WORK ITEM: Your result will be the set of lines with "icon", copied from the material below.

────────────────────

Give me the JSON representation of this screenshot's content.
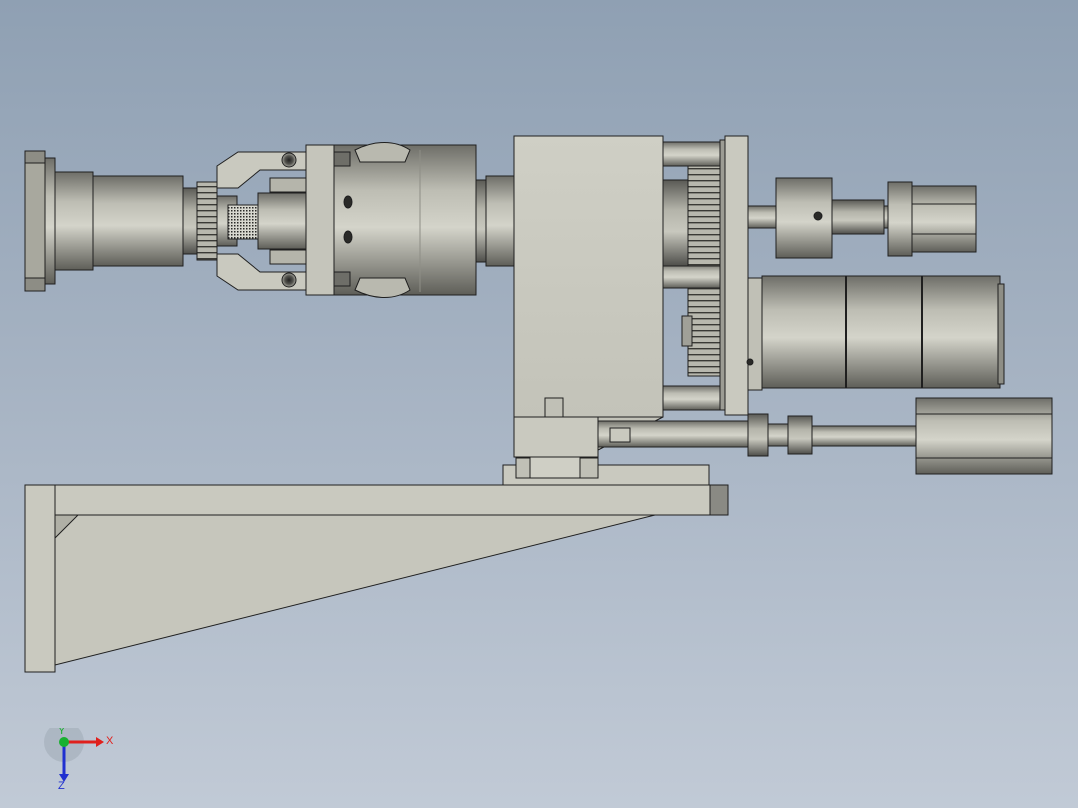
{
  "viewport": {
    "background_top": "#8fa0b3",
    "background_bottom": "#c1cad6"
  },
  "colors": {
    "body": "#c9c9bf",
    "body_shade": "#8e8e86",
    "body_dark": "#4a4a46",
    "edge": "#1f1f1f",
    "axis_x": "#e0201c",
    "axis_y": "#18b030",
    "axis_z": "#2030d0"
  },
  "triad": {
    "x_label": "X",
    "y_label": "Y",
    "z_label": "Z"
  }
}
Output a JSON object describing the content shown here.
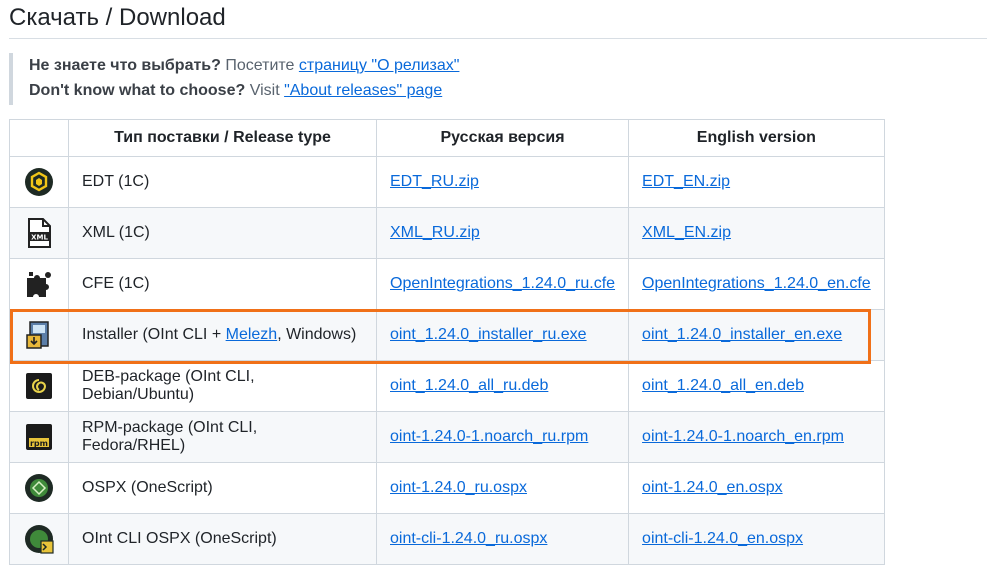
{
  "heading": "Скачать / Download",
  "note": {
    "ru_bold": "Не знаете что выбрать?",
    "ru_text": " Посетите ",
    "ru_link": "страницу \"О релизах\"",
    "en_bold": "Don't know what to choose?",
    "en_text": " Visit ",
    "en_link": "\"About releases\" page"
  },
  "table": {
    "headers": [
      "Тип поставки / Release type",
      "Русская версия",
      "English version"
    ],
    "rows": [
      {
        "icon": "edt-icon",
        "type": "EDT (1C)",
        "ru": "EDT_RU.zip",
        "en": "EDT_EN.zip"
      },
      {
        "icon": "xml-file-icon",
        "type": "XML (1C)",
        "ru": "XML_RU.zip",
        "en": "XML_EN.zip"
      },
      {
        "icon": "puzzle-icon",
        "type": "CFE (1C)",
        "ru": "OpenIntegrations_1.24.0_ru.cfe",
        "en": "OpenIntegrations_1.24.0_en.cfe"
      },
      {
        "icon": "installer-icon",
        "type_pre": "Installer (OInt CLI + ",
        "type_link": "Melezh",
        "type_post": ", Windows)",
        "ru": "oint_1.24.0_installer_ru.exe",
        "en": "oint_1.24.0_installer_en.exe"
      },
      {
        "icon": "deb-package-icon",
        "type": "DEB-package (OInt CLI, Debian/Ubuntu)",
        "ru": "oint_1.24.0_all_ru.deb",
        "en": "oint_1.24.0_all_en.deb"
      },
      {
        "icon": "rpm-package-icon",
        "type": "RPM-package (OInt CLI, Fedora/RHEL)",
        "ru": "oint-1.24.0-1.noarch_ru.rpm",
        "en": "oint-1.24.0-1.noarch_en.rpm"
      },
      {
        "icon": "onescript-icon",
        "type": "OSPX (OneScript)",
        "ru": "oint-1.24.0_ru.ospx",
        "en": "oint-1.24.0_en.ospx"
      },
      {
        "icon": "onescript-cli-icon",
        "type": "OInt CLI OSPX (OneScript)",
        "ru": "oint-cli-1.24.0_ru.ospx",
        "en": "oint-cli-1.24.0_en.ospx"
      }
    ]
  },
  "colors": {
    "link": "#0969da",
    "highlight": "#f07018"
  }
}
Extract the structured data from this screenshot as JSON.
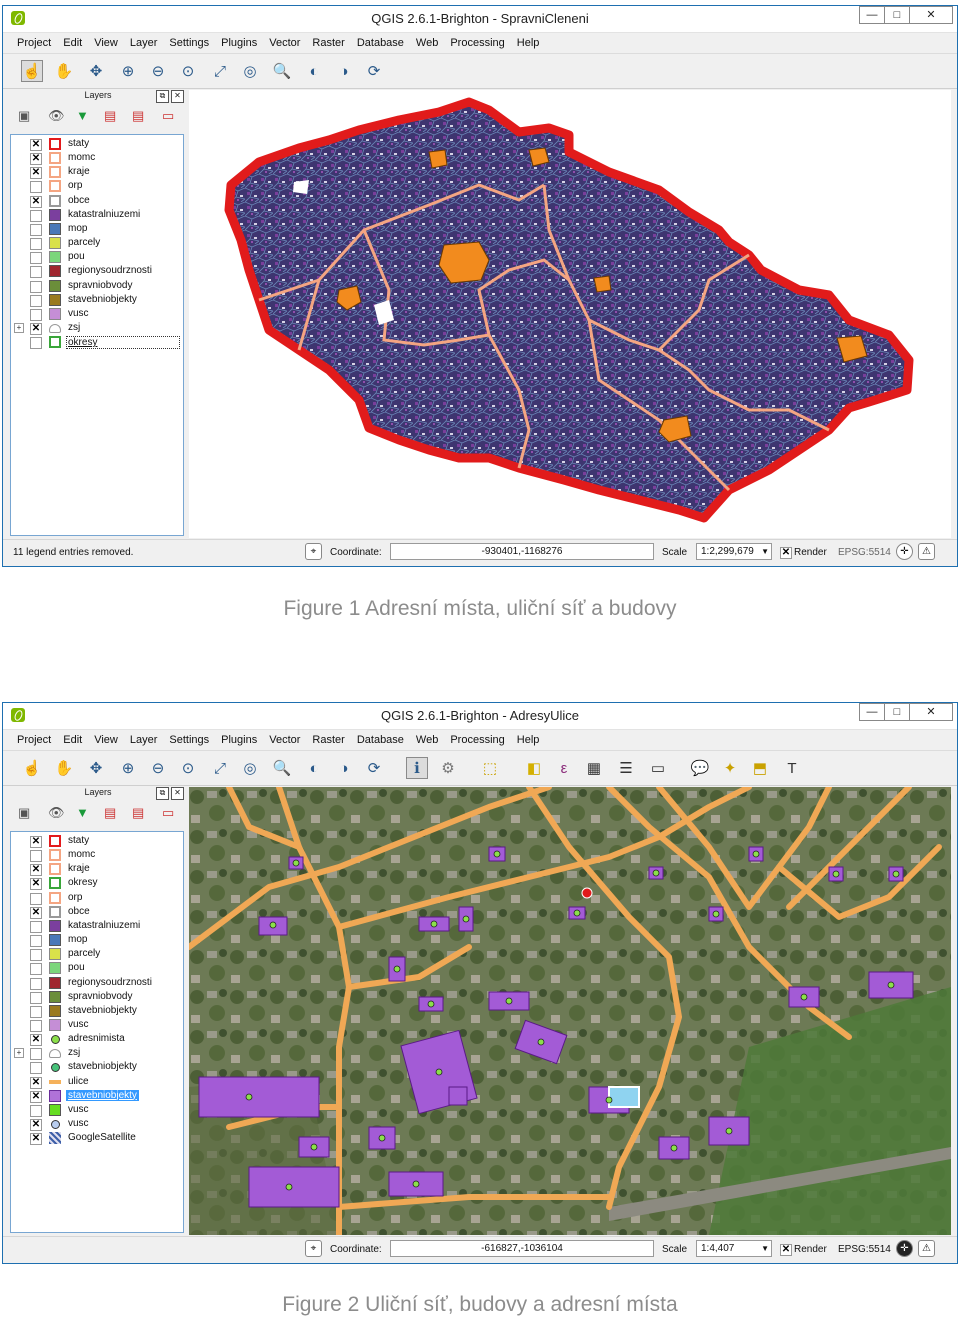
{
  "menu": [
    "Project",
    "Edit",
    "View",
    "Layer",
    "Settings",
    "Plugins",
    "Vector",
    "Raster",
    "Database",
    "Web",
    "Processing",
    "Help"
  ],
  "window_controls": {
    "minimize": "—",
    "maximize": "□",
    "close": "✕"
  },
  "panel_title": "Layers",
  "window1": {
    "title": "QGIS 2.6.1-Brighton - SpravniCleneni",
    "layers": [
      {
        "name": "staty",
        "checked": true,
        "sym_fill": "#ffffff",
        "sym_border": "#e31a1c"
      },
      {
        "name": "momc",
        "checked": true,
        "sym_fill": "#ffffff",
        "sym_border": "#f4a582"
      },
      {
        "name": "kraje",
        "checked": true,
        "sym_fill": "#ffffff",
        "sym_border": "#f4a582"
      },
      {
        "name": "orp",
        "checked": false,
        "sym_fill": "#ffffff",
        "sym_border": "#f4a582"
      },
      {
        "name": "obce",
        "checked": true,
        "sym_fill": "#ffffff",
        "sym_border": "#999999"
      },
      {
        "name": "katastralniuzemi",
        "checked": false,
        "sym_fill": "#7b3f9e",
        "sym_border": "#555"
      },
      {
        "name": "mop",
        "checked": false,
        "sym_fill": "#4a78b8",
        "sym_border": "#555"
      },
      {
        "name": "parcely",
        "checked": false,
        "sym_fill": "#d9e14a",
        "sym_border": "#888"
      },
      {
        "name": "pou",
        "checked": false,
        "sym_fill": "#7bd67b",
        "sym_border": "#888"
      },
      {
        "name": "regionysoudrznosti",
        "checked": false,
        "sym_fill": "#a0262f",
        "sym_border": "#555"
      },
      {
        "name": "spravniobvody",
        "checked": false,
        "sym_fill": "#6b8e3a",
        "sym_border": "#555"
      },
      {
        "name": "stavebniobjekty",
        "checked": false,
        "sym_fill": "#9a7a1f",
        "sym_border": "#555"
      },
      {
        "name": "vusc",
        "checked": false,
        "sym_fill": "#c58ed6",
        "sym_border": "#888"
      },
      {
        "name": "zsj",
        "checked": true,
        "group": true,
        "sym_fill": "#ffffff",
        "sym_border": "#888"
      },
      {
        "name": "okresy",
        "checked": false,
        "boxed": true,
        "sym_fill": "#ffffff",
        "sym_border": "#3aa63a"
      }
    ],
    "status_message": "11 legend entries removed.",
    "coordinate_label": "Coordinate:",
    "coordinate": "-930401,-1168276",
    "scale_label": "Scale",
    "scale": "1:2,299,679",
    "render_label": "Render",
    "epsg": "EPSG:5514"
  },
  "caption1": "Figure 1 Adresní místa, uliční síť a budovy",
  "window2": {
    "title": "QGIS 2.6.1-Brighton - AdresyUlice",
    "layers": [
      {
        "name": "staty",
        "checked": true,
        "sym_fill": "#ffffff",
        "sym_border": "#e31a1c"
      },
      {
        "name": "momc",
        "checked": false,
        "sym_fill": "#ffffff",
        "sym_border": "#f4a582"
      },
      {
        "name": "kraje",
        "checked": true,
        "sym_fill": "#ffffff",
        "sym_border": "#f4a582"
      },
      {
        "name": "okresy",
        "checked": true,
        "sym_fill": "#ffffff",
        "sym_border": "#3aa63a"
      },
      {
        "name": "orp",
        "checked": false,
        "sym_fill": "#ffffff",
        "sym_border": "#f4a582"
      },
      {
        "name": "obce",
        "checked": true,
        "sym_fill": "#ffffff",
        "sym_border": "#999999"
      },
      {
        "name": "katastralniuzemi",
        "checked": false,
        "sym_fill": "#7b3f9e",
        "sym_border": "#555"
      },
      {
        "name": "mop",
        "checked": false,
        "sym_fill": "#4a78b8",
        "sym_border": "#555"
      },
      {
        "name": "parcely",
        "checked": false,
        "sym_fill": "#d9e14a",
        "sym_border": "#888"
      },
      {
        "name": "pou",
        "checked": false,
        "sym_fill": "#7bd67b",
        "sym_border": "#888"
      },
      {
        "name": "regionysoudrznosti",
        "checked": false,
        "sym_fill": "#a0262f",
        "sym_border": "#555"
      },
      {
        "name": "spravniobvody",
        "checked": false,
        "sym_fill": "#6b8e3a",
        "sym_border": "#555"
      },
      {
        "name": "stavebniobjekty",
        "checked": false,
        "sym_fill": "#9a7a1f",
        "sym_border": "#555"
      },
      {
        "name": "vusc",
        "checked": false,
        "sym_fill": "#c58ed6",
        "sym_border": "#888"
      },
      {
        "name": "adresnimista",
        "checked": true,
        "point": true,
        "sym_fill": "#8be04a",
        "sym_border": "#333"
      },
      {
        "name": "zsj",
        "checked": false,
        "group": true,
        "sym_fill": "#ffffff",
        "sym_border": "#888"
      },
      {
        "name": "stavebniobjekty",
        "checked": false,
        "point": true,
        "sym_fill": "#47c27a",
        "sym_border": "#333"
      },
      {
        "name": "ulice",
        "checked": true,
        "line": true,
        "sym_fill": "#f5b15a",
        "sym_border": "#f5b15a"
      },
      {
        "name": "stavebniobjekty",
        "checked": true,
        "selected": true,
        "sym_fill": "#b072d8",
        "sym_border": "#6a2d9a"
      },
      {
        "name": "vusc",
        "checked": false,
        "sym_fill": "#66dd22",
        "sym_border": "#555"
      },
      {
        "name": "vusc",
        "checked": true,
        "point": true,
        "sym_fill": "#b9cdee",
        "sym_border": "#333"
      },
      {
        "name": "GoogleSatellite",
        "checked": true,
        "raster": true,
        "sym_fill": "#3d5fa8",
        "sym_border": "#3d5fa8"
      }
    ],
    "status_message": "",
    "coordinate_label": "Coordinate:",
    "coordinate": "-616827,-1036104",
    "scale_label": "Scale",
    "scale": "1:4,407",
    "render_label": "Render",
    "epsg": "EPSG:5514"
  },
  "caption2": "Figure 2 Uliční síť, budovy a adresní místa"
}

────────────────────

RESULT BELOW:
        "icon": "edt-icon",
        "icon": "xml-file-icon",
        "icon": "puzzle-icon",
        "icon": "installer-icon",
        "icon": "deb-package-icon",
        "icon": "rpm-package-icon",
        "icon": "onescript-icon",
        "icon": "onescript-cli-icon",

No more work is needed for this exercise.